Exercise instructions:
Return the records below exactly, leaving nothing out.
[Opening Data extracts section]
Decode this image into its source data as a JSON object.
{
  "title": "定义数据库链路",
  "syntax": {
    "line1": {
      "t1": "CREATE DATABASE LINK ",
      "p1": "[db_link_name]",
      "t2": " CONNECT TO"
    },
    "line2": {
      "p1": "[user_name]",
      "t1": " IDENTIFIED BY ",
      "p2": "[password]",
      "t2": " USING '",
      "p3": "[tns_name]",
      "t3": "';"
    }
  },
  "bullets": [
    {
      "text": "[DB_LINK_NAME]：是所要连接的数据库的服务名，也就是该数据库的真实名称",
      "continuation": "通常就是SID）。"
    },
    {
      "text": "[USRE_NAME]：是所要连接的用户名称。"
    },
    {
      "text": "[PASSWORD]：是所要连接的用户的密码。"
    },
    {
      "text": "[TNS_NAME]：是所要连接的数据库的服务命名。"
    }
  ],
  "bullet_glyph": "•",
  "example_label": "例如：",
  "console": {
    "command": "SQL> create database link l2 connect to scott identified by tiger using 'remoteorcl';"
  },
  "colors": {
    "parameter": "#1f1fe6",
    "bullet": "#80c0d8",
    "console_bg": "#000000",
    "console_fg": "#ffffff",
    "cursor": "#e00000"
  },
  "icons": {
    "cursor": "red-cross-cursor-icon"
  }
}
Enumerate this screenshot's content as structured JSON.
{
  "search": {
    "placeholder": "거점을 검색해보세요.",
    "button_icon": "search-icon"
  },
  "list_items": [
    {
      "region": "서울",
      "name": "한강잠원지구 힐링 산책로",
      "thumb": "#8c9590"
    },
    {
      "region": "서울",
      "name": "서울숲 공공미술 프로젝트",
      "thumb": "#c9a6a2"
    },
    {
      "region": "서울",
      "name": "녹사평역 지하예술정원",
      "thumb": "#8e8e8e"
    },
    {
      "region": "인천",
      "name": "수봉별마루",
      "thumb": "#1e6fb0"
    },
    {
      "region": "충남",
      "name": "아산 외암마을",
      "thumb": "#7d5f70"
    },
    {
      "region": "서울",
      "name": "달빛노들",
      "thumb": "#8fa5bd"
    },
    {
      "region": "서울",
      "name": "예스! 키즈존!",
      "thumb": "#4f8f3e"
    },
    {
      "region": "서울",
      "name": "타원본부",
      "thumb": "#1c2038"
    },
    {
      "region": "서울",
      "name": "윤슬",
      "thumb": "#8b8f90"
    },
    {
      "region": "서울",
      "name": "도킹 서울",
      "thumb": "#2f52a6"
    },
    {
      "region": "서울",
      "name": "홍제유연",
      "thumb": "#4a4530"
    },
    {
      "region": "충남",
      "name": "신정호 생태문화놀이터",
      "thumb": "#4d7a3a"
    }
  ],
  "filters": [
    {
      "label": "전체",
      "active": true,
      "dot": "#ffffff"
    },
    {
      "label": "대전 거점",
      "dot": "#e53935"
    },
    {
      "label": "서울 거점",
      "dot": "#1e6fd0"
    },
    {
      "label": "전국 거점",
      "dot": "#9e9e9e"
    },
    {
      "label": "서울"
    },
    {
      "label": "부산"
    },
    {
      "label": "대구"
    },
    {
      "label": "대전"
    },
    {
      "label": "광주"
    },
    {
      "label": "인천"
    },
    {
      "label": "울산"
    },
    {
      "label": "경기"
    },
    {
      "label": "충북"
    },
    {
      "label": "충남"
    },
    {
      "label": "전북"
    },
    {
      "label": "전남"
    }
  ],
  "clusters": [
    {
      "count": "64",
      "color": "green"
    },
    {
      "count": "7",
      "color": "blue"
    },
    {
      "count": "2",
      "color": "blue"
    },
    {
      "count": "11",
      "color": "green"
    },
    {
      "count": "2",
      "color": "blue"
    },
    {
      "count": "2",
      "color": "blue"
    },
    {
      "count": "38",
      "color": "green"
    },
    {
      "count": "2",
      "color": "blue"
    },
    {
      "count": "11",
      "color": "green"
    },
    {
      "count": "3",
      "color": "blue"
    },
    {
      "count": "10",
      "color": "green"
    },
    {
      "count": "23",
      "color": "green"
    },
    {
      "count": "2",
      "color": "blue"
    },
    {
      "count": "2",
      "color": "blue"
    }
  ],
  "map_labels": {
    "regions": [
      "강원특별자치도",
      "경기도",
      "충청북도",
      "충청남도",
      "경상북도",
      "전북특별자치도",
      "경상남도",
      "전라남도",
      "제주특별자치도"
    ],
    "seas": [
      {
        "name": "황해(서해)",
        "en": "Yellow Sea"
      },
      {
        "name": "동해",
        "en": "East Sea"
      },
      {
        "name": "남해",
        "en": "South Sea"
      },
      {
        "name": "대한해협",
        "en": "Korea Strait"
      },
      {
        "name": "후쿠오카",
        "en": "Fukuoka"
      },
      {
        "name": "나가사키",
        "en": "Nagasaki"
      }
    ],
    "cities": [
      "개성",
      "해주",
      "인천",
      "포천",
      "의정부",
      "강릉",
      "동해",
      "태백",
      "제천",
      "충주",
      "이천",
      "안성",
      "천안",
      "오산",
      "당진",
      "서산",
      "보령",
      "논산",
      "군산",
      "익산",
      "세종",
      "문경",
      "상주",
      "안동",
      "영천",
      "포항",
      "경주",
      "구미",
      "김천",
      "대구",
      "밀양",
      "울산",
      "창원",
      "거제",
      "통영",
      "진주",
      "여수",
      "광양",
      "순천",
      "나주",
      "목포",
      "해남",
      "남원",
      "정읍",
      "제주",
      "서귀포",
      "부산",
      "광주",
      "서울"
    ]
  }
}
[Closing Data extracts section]
The answer:
Decode this image into its source data as a JSON object.
{
  "title": "定义数据库链路",
  "syntax": {
    "line1": {
      "t1": "CREATE DATABASE LINK ",
      "p1": "[db_link_name]",
      "t2": " CONNECT TO"
    },
    "line2": {
      "p1": "[user_name]",
      "t1": " IDENTIFIED BY ",
      "p2": "[password]",
      "t2": " USING '",
      "p3": "[tns_name]",
      "t3": "';"
    }
  },
  "bullets": [
    {
      "text": "[DB_LINK_NAME]：是所要连接的数据库的服务名，也就是该数据库的真实名称",
      "continuation": "通常就是SID）。"
    },
    {
      "text": "[USRE_NAME]：是所要连接的用户名称。"
    },
    {
      "text": "[PASSWORD]：是所要连接的用户的密码。"
    },
    {
      "text": "[TNS_NAME]：是所要连接的数据库的服务命名。"
    }
  ],
  "bullet_glyph": "•",
  "example_label": "例如：",
  "console": {
    "command": "SQL> create database link l2 connect to scott identified by tiger using 'remoteorcl';"
  },
  "colors": {
    "parameter": "#1f1fe6",
    "bullet": "#80c0d8",
    "console_bg": "#000000",
    "console_fg": "#ffffff",
    "cursor": "#e00000"
  },
  "icons": {
    "cursor": "red-cross-cursor-icon"
  }
}
Enumerate this screenshot's content as structured JSON.
{
  "search": {
    "placeholder": "거점을 검색해보세요.",
    "button_icon": "search-icon"
  },
  "list_items": [
    {
      "region": "서울",
      "name": "한강잠원지구 힐링 산책로",
      "thumb": "#8c9590"
    },
    {
      "region": "서울",
      "name": "서울숲 공공미술 프로젝트",
      "thumb": "#c9a6a2"
    },
    {
      "region": "서울",
      "name": "녹사평역 지하예술정원",
      "thumb": "#8e8e8e"
    },
    {
      "region": "인천",
      "name": "수봉별마루",
      "thumb": "#1e6fb0"
    },
    {
      "region": "충남",
      "name": "아산 외암마을",
      "thumb": "#7d5f70"
    },
    {
      "region": "서울",
      "name": "달빛노들",
      "thumb": "#8fa5bd"
    },
    {
      "region": "서울",
      "name": "예스! 키즈존!",
      "thumb": "#4f8f3e"
    },
    {
      "region": "서울",
      "name": "타원본부",
      "thumb": "#1c2038"
    },
    {
      "region": "서울",
      "name": "윤슬",
      "thumb": "#8b8f90"
    },
    {
      "region": "서울",
      "name": "도킹 서울",
      "thumb": "#2f52a6"
    },
    {
      "region": "서울",
      "name": "홍제유연",
      "thumb": "#4a4530"
    },
    {
      "region": "충남",
      "name": "신정호 생태문화놀이터",
      "thumb": "#4d7a3a"
    }
  ],
  "filters": [
    {
      "label": "전체",
      "active": true,
      "dot": "#ffffff"
    },
    {
      "label": "대전 거점",
      "dot": "#e53935"
    },
    {
      "label": "서울 거점",
      "dot": "#1e6fd0"
    },
    {
      "label": "전국 거점",
      "dot": "#9e9e9e"
    },
    {
      "label": "서울"
    },
    {
      "label": "부산"
    },
    {
      "label": "대구"
    },
    {
      "label": "대전"
    },
    {
      "label": "광주"
    },
    {
      "label": "인천"
    },
    {
      "label": "울산"
    },
    {
      "label": "경기"
    },
    {
      "label": "충북"
    },
    {
      "label": "충남"
    },
    {
      "label": "전북"
    },
    {
      "label": "전남"
    }
  ],
  "clusters": [
    {
      "count": "64",
      "color": "green"
    },
    {
      "count": "7",
      "color": "blue"
    },
    {
      "count": "2",
      "color": "blue"
    },
    {
      "count": "11",
      "color": "green"
    },
    {
      "count": "2",
      "color": "blue"
    },
    {
      "count": "2",
      "color": "blue"
    },
    {
      "count": "38",
      "color": "green"
    },
    {
      "count": "2",
      "color": "blue"
    },
    {
      "count": "11",
      "color": "green"
    },
    {
      "count": "3",
      "color": "blue"
    },
    {
      "count": "10",
      "color": "green"
    },
    {
      "count": "23",
      "color": "green"
    },
    {
      "count": "2",
      "color": "blue"
    },
    {
      "count": "2",
      "color": "blue"
    }
  ],
  "map_labels": {
    "regions": [
      "강원특별자치도",
      "경기도",
      "충청북도",
      "충청남도",
      "경상북도",
      "전북특별자치도",
      "경상남도",
      "전라남도",
      "제주특별자치도"
    ],
    "seas": [
      {
        "name": "황해(서해)",
        "en": "Yellow Sea"
      },
      {
        "name": "동해",
        "en": "East Sea"
      },
      {
        "name": "남해",
        "en": "South Sea"
      },
      {
        "name": "대한해협",
        "en": "Korea Strait"
      },
      {
        "name": "후쿠오카",
        "en": "Fukuoka"
      },
      {
        "name": "나가사키",
        "en": "Nagasaki"
      }
    ],
    "cities": [
      "개성",
      "해주",
      "인천",
      "포천",
      "의정부",
      "강릉",
      "동해",
      "태백",
      "제천",
      "충주",
      "이천",
      "안성",
      "천안",
      "오산",
      "당진",
      "서산",
      "보령",
      "논산",
      "군산",
      "익산",
      "세종",
      "문경",
      "상주",
      "안동",
      "영천",
      "포항",
      "경주",
      "구미",
      "김천",
      "대구",
      "밀양",
      "울산",
      "창원",
      "거제",
      "통영",
      "진주",
      "여수",
      "광양",
      "순천",
      "나주",
      "목포",
      "해남",
      "남원",
      "정읍",
      "제주",
      "서귀포",
      "부산",
      "광주",
      "서울"
    ]
  }
}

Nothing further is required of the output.